Where is the split between non-commissioned officers and commissioned officers at commanding units?

Hi Indy and Team,

I have been following you since you were still filming the Great War, but I have a question regarding the ranks of the armies, navies and air forces of the major nations. I understand that when you enlist in the army (but the same applies for the air force or navy) you start as a private (or airman or seaman, respectively). But then you can climb up the military ladder so (after many years) you can end up as a Field marshal (or Marshal of the air force or Admiral of the fleet, respectively).

If I would make a hierarchy of an army, I’d start with the marshal commanding the entire theater. He would have multiple army generals each commanding an army group. The army generals would have multiple lieutenant generals each commanding an army. This process would be repeated until you are at the individual fireteam, squad or crew. But you end up with (mostly) the privates, who are enlisted. Where would the command change from commissioned officer to non commissioned officer and enlisted?

My main question is how is the relationship of command between the non-commissioned officers and the commissioned officers while you are climbing the ranks of your respective military branch? (please elaborate with simple and explained schema’s)

Kind regards and greetings from the Netherlands


The ranks are different for each country (surprise) so I’m just focusing on the British Commonwealth since I’m Canadian. (Also trying my best to remember Canadian ranks Pre-Unification since they changed a bit after 1968). Generally:
•Recruit to Lance-Corporal were Enlisted, the grunts with little experience who did the heavy lifting and usually had 0-3 years of service.
•Corporal/Sergeant are Junior NCMs, now having about 4-10 years of service. They have more leadership positions now and less grunt work to do but still have active positions in the field. Will also command a squad.
•Staff Sergeant- Warrant Officer 1st Class are Senior NCMs. Now looking at 12 years+ of service. They are largely administrative and focus on discipline, training and maintains morale as well as being aids to officers. In the field they will command a section.
Officers are a different class of their own, leadership and specialized trades.

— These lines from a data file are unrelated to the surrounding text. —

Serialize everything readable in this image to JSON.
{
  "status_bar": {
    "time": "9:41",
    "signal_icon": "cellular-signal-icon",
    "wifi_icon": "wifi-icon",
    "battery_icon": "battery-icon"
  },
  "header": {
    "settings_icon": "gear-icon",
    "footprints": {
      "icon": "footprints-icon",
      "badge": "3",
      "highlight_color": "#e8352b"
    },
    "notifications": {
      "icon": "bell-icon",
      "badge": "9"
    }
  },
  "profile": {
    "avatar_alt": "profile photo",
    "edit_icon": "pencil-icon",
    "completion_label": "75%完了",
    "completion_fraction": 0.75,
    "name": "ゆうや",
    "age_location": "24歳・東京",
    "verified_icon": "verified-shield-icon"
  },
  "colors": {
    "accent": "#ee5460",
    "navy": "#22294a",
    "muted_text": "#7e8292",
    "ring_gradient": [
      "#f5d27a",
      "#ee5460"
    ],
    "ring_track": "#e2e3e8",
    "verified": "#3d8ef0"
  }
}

If Enlisted and NCO are the body, officers are the head.
•2nd Lieutenant-Captain are Junior Officers who are just learning their craft and command smaller units in the army from platoon to company level.
•Major to Colonel are Senior Officers who are more experienced and capable of commanding larger formations from Battalion sized to Regiments.
•Brigadier-Field Marshal are called Staff or General Officers. They have decades of experience and command the largest of formations from Brigade to full Theatres.

Please keep in mind these are very general and basic descriptions with much flow and ebb but this is the general layout for what the structure for the Army of the British Commonwealth would have looked like. (It’s too much to do the Air Force and Navy. Haha)


Thank you very much Tylerstepharnoff


Van Velden have a very good answer. I would add that it is similar to a factory. The workers are the privates and corporals, the sgt’s and warrant officers are lead hands or supervisors. The officers are management. It is also a bit rare to cross over from enlisted personnel to officer. It does happen but it is unorthodox. Officers usually start as 2nd Alt’s by virtue of education.